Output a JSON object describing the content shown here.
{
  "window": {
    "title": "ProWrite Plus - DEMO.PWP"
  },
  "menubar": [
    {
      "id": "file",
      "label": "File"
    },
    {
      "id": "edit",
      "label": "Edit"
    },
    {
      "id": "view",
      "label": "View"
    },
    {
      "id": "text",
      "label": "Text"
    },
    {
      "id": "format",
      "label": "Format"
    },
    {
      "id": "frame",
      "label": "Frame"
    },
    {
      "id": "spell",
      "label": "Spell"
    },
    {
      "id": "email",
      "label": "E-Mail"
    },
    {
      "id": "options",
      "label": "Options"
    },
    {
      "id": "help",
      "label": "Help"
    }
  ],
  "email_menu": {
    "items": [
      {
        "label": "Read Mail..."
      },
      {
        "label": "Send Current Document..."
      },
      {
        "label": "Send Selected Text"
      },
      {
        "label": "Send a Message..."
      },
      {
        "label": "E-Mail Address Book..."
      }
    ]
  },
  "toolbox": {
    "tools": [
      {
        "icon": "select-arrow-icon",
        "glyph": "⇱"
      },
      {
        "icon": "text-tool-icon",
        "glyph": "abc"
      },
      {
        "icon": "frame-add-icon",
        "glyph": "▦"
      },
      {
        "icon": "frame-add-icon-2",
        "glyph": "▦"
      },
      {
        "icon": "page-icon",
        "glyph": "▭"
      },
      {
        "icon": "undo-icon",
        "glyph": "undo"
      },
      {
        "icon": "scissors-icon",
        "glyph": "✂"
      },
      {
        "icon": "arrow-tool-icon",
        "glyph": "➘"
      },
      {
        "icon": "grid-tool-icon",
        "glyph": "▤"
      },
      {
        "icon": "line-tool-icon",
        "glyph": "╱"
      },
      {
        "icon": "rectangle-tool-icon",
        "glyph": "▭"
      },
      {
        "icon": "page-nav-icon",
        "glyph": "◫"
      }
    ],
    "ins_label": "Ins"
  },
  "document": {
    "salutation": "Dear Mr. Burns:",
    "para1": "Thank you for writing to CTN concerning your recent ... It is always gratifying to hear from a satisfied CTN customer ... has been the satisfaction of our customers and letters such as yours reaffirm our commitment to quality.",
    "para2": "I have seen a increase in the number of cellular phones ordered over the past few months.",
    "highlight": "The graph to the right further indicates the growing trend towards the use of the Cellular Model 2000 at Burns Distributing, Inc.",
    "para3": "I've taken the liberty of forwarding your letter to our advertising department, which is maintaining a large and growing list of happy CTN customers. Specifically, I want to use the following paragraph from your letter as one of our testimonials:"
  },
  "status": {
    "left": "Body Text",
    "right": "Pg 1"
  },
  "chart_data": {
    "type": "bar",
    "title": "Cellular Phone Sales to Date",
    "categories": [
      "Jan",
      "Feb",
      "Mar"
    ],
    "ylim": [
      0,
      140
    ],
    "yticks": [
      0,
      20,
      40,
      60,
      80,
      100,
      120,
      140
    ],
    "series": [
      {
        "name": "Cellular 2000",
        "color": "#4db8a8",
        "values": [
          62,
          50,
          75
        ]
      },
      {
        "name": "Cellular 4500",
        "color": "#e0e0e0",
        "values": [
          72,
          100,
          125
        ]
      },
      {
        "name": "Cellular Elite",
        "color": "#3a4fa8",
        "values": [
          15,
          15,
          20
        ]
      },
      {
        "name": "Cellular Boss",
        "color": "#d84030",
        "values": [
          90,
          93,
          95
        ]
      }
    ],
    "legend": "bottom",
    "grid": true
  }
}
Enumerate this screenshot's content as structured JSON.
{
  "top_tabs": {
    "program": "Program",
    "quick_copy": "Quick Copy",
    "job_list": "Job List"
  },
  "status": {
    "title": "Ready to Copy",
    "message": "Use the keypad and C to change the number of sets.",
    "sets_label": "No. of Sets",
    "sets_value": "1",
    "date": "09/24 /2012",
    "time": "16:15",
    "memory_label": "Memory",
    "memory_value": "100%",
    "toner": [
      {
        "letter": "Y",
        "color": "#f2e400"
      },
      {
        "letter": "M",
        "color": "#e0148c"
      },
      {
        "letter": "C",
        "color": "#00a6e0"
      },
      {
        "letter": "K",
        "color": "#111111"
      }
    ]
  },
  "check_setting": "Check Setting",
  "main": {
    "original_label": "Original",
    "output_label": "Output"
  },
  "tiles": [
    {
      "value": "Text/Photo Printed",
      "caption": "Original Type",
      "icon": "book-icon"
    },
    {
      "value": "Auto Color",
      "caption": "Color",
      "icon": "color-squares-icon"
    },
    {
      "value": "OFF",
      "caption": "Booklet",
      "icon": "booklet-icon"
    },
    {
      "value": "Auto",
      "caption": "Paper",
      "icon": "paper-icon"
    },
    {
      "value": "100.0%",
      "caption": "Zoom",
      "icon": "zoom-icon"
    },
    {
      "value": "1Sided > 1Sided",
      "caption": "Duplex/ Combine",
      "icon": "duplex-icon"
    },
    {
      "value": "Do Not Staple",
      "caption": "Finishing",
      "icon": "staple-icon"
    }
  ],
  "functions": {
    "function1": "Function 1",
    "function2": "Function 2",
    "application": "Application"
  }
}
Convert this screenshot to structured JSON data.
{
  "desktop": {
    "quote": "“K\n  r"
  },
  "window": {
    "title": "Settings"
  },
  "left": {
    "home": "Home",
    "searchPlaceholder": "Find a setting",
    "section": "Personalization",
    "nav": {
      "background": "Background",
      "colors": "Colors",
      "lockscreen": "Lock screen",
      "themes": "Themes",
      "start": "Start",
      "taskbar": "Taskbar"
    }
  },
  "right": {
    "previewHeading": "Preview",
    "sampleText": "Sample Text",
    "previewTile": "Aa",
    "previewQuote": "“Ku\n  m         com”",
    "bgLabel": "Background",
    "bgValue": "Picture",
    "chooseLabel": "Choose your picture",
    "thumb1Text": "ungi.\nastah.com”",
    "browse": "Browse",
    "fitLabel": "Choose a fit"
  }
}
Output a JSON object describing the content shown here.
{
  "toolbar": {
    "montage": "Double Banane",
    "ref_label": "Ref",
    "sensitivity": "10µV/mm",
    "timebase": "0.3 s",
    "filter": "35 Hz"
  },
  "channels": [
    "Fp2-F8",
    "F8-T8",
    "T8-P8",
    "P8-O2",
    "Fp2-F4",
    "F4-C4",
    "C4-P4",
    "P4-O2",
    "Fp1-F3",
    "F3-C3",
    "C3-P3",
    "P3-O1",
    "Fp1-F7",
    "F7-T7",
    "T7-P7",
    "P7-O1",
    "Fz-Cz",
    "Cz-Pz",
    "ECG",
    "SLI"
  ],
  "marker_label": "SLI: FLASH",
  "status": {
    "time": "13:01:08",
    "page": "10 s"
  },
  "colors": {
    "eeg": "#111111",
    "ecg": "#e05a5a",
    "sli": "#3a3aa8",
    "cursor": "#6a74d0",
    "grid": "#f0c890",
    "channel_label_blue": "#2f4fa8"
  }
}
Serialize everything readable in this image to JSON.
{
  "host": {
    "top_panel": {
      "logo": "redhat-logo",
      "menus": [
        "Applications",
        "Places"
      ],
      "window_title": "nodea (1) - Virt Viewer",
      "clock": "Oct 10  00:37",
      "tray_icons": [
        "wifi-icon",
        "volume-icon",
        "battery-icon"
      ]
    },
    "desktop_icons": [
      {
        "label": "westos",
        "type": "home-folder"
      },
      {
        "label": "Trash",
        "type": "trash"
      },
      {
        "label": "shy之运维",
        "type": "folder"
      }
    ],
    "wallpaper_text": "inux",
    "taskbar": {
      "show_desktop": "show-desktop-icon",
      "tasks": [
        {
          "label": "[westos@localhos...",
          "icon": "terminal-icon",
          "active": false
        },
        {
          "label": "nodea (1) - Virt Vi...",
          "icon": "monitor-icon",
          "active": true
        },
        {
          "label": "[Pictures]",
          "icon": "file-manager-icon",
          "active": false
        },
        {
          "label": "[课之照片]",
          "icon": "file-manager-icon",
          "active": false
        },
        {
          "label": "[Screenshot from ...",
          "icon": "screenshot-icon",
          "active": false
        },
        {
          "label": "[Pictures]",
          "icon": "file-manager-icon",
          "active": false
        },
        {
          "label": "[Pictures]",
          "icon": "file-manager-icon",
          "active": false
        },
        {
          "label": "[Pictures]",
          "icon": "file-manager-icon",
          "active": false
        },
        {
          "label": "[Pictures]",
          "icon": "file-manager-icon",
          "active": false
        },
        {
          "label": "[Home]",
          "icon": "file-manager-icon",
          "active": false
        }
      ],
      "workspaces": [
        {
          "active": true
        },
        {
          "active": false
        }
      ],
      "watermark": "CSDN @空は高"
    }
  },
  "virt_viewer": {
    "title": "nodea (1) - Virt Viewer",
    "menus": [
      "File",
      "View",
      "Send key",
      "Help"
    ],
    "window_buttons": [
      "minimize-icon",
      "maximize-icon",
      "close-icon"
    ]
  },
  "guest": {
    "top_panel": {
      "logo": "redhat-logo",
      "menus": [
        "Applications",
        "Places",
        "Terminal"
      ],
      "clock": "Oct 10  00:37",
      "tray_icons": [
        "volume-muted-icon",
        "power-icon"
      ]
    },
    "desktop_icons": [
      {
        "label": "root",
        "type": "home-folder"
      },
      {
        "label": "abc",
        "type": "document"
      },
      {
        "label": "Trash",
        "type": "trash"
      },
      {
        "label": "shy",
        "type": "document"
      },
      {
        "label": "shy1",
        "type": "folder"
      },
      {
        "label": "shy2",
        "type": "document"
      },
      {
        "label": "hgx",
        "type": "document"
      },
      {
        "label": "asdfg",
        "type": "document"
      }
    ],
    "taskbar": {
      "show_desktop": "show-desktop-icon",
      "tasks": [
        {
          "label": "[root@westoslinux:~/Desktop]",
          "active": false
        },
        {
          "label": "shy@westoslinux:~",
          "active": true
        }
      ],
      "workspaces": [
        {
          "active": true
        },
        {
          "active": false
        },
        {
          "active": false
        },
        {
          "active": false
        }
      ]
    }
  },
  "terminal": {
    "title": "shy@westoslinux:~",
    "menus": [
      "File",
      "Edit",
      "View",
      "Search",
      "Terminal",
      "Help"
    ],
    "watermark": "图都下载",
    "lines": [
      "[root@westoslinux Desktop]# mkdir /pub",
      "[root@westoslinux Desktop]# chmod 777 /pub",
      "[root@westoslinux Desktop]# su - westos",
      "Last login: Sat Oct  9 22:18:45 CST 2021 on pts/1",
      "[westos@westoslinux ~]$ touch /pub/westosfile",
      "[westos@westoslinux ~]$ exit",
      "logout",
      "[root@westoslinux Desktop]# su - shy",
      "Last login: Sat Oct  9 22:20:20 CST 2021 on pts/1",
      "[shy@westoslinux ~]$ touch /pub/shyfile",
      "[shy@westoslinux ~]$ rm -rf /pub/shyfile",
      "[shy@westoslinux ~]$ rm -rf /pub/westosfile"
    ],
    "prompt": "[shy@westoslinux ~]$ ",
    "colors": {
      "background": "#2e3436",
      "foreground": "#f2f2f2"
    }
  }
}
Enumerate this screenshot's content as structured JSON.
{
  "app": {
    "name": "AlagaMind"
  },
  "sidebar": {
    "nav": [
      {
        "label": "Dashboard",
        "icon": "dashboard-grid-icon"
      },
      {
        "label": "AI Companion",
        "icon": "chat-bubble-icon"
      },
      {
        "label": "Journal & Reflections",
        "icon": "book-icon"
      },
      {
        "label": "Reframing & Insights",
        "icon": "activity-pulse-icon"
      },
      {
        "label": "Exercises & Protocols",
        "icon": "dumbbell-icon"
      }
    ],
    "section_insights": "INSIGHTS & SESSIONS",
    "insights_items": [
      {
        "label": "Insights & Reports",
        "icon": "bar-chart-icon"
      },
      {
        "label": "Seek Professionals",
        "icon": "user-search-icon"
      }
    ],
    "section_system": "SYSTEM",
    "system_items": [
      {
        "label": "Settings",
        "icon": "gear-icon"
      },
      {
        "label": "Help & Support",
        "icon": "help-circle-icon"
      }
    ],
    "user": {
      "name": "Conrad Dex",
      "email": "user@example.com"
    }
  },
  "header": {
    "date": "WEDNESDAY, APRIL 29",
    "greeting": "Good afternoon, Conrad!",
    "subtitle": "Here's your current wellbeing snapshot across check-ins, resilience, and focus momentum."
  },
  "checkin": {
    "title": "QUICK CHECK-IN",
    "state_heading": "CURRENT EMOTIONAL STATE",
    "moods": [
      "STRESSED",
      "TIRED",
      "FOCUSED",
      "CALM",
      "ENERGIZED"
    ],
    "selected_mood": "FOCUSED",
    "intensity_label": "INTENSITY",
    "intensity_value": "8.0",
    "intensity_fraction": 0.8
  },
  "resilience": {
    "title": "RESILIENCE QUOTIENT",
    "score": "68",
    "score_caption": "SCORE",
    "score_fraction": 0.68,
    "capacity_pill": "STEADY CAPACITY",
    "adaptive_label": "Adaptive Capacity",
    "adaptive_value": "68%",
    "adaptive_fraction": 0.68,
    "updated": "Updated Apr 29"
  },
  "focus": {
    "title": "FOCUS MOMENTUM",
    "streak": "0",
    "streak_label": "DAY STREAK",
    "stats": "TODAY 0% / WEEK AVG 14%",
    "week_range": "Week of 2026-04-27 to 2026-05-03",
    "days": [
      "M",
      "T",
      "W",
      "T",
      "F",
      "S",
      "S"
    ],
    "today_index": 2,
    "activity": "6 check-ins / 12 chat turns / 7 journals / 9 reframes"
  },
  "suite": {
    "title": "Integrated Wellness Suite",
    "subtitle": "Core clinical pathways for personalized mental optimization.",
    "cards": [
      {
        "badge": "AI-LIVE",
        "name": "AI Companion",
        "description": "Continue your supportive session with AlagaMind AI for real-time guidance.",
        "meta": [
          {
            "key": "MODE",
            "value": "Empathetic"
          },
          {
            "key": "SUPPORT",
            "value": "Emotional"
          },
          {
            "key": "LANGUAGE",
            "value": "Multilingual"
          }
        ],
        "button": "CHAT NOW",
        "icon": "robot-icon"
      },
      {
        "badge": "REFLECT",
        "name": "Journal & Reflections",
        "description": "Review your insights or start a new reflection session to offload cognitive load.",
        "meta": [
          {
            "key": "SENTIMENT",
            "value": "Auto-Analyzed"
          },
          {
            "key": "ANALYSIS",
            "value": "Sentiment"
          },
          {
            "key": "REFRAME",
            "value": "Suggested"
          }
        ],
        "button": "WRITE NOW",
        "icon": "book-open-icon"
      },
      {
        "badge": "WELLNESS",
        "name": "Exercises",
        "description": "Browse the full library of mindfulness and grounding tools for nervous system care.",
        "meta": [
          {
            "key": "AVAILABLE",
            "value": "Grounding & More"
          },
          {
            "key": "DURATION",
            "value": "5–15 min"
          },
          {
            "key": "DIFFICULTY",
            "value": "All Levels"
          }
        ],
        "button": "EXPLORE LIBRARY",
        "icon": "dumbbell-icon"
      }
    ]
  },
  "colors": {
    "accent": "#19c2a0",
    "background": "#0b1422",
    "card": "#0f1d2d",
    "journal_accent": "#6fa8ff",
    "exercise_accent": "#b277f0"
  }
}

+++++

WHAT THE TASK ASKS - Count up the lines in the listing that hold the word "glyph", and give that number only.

EXERCISE SOLUTION - 12